I remembered another friend, Tom Hambleton mentioned the Rycote Connbox. I looked it up, and was disappointed that it seemed to be a simple device with a pretty big price tag for what it seemed to be. The one feature it had that I DID love was that it allowed  me to use 5 conductor mic cables as I did with the Sanken and Shure mics. I had recording gig to cover it and I finally popped for it. The results with the Connbox were really unbelievably good. All the cable noise was pretty much gone, and it was very clean and could be easily moved. In then end it is an amazing value, which I have no reservations saying is an awesome tool.

One thing that is very important to your sanity is carefully aligning the Mid and Side mics in your shock mount. I started with my Mid mic a little bit forward of the side capsules and had difficult in mastering figuring out the right amount of delay that was need to produce a correct stereo image after the fact, but it was certainly a good learning experience.

So with that, here are some sound example of the mics for you to peruse, and hopefully you can make a good decision if M/S is right for you.

M and S files:

Matrixed Files:


  1. There is a wonderful paper written by Wes Dooley and Ron Streicher that lays out some detailed info here (PDF) – MR  ↩
  2. pages 4–9 of Wes Dooley and Ron Streicher’s above paper layout the impact of the using different pickup patterns – MR  ↩
  3. Soundminer can matrix files during previews if you put “M/S” in the channel layout field. It is a handy way to quickly preview your work if you want to hear it matrixed. -MR  ↩
Read More

Minneapolis Demolition

Last week I posted a bit of road construction going on in Manhattan and one of my soundie pals in Minneapolis, Kelly Pieklo got in touch with some demolition recordings he had done the same week. I guess soundies and road crews think alike. Here’s a guest post from Mr. Pieklo:

The neighborhood around our facility has seen a pretty big uptick in construction over the last 18 months. This has provided many opportunities to capture not only the general sounds and cacophony of construction worksites, but also engines of earth-moving machines and the sounds made when using these vehicles.

Recently, however, the building immediately next to ours, Merit Printing – a one-story brick facility – was sold, and was to be demolished for new construction.The demolition took a total of about 4 days, and I managed to get outside for about 3 of those days to record.

It was nice to hear less of the machines, which I was concerned would overpower the recordings, and more of the sounds of the dropping, knocking over, and scooping of various building materials – wood, brick, concrete, glass block, and metal. I think I appreciated most the sound of a wall of bricks tumbling over. Additionally, unlike the stereotypical wrecking ball demolition I was (sorta) hoping for, the bringing down of the building had to be carried out very carefully, as our facility and Merit were very, very close. Very few large crashes, and many more smaller, controlled crashes.

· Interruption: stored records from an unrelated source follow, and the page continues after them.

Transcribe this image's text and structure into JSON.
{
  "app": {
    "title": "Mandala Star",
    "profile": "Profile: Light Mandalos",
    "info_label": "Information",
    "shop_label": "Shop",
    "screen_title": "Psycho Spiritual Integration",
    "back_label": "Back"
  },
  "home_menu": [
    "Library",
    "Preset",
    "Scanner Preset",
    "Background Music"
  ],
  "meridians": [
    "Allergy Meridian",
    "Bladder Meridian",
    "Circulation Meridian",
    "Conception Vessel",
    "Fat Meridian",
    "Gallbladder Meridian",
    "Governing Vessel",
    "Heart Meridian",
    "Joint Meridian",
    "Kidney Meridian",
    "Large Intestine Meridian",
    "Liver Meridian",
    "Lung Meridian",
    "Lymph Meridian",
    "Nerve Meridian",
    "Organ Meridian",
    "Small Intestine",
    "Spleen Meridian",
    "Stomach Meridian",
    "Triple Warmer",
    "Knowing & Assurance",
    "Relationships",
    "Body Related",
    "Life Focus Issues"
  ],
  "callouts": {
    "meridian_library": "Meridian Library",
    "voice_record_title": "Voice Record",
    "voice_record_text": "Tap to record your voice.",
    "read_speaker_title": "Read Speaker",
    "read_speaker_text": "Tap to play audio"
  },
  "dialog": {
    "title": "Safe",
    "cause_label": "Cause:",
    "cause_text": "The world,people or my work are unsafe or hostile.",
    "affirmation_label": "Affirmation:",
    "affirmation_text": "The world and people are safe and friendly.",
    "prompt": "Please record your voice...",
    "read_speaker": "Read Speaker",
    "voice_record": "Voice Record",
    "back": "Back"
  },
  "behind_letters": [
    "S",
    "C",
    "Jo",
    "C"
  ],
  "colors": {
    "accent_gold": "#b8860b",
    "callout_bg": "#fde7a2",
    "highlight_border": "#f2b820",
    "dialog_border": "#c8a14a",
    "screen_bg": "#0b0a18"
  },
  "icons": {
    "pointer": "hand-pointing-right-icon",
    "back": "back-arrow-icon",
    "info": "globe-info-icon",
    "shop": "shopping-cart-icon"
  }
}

The wood sounds you hear are the sounds of the crane digger operator carefully pulling the wood framing away from the concrete walls by using the digger’s bucket. I was amazed at the precision of the operator in these situations – it took a very gentle touch to pull these small pieces of wood without simply knocking the entire wall over. Most of the glass breaks are glass blocks, which sound far different than panes of glass – almost like clay bricks with some higher tone resonances.


Recording Geek Note: Rig consists of Shure VP–88 into a Sound Devices 702T at 24/96 kHz.

Read More
about to call navigation